*Records supplied:*
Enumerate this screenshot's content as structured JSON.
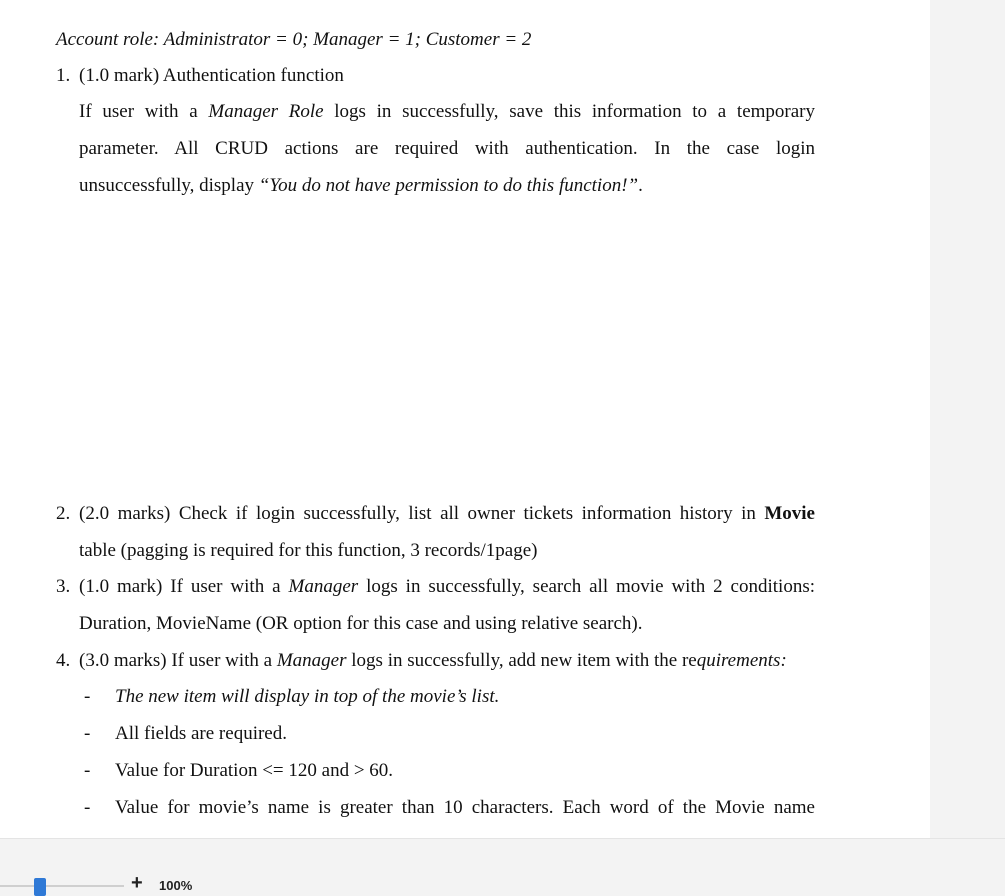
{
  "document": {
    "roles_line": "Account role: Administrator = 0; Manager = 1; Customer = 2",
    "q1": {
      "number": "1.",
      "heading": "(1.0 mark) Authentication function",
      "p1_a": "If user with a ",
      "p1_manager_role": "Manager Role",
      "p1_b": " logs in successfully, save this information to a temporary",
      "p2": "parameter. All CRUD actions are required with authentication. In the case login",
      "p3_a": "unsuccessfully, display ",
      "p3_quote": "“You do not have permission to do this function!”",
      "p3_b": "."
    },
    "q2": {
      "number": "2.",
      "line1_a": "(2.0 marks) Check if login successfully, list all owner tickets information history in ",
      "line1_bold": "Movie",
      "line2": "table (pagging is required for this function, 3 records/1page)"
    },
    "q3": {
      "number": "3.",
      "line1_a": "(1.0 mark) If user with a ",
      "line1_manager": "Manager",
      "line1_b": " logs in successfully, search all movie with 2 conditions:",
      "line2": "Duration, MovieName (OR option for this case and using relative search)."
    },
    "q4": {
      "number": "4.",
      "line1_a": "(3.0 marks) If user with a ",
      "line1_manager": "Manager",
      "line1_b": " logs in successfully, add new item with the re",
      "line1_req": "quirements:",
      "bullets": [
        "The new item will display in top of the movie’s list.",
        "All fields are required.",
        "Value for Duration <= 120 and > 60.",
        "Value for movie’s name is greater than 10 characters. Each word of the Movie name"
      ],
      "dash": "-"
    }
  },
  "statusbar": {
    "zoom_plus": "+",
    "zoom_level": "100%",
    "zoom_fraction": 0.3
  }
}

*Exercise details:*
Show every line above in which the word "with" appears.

*Result below:*
      "p1_a": "If user with a ",
      "p2": "parameter. All CRUD actions are required with authentication. In the case login",
      "line1_a": "(1.0 mark) If user with a ",
      "line1_b": " logs in successfully, search all movie with 2 conditions:",
      "line1_a": "(3.0 marks) If user with a ",
      "line1_b": " logs in successfully, add new item with the re",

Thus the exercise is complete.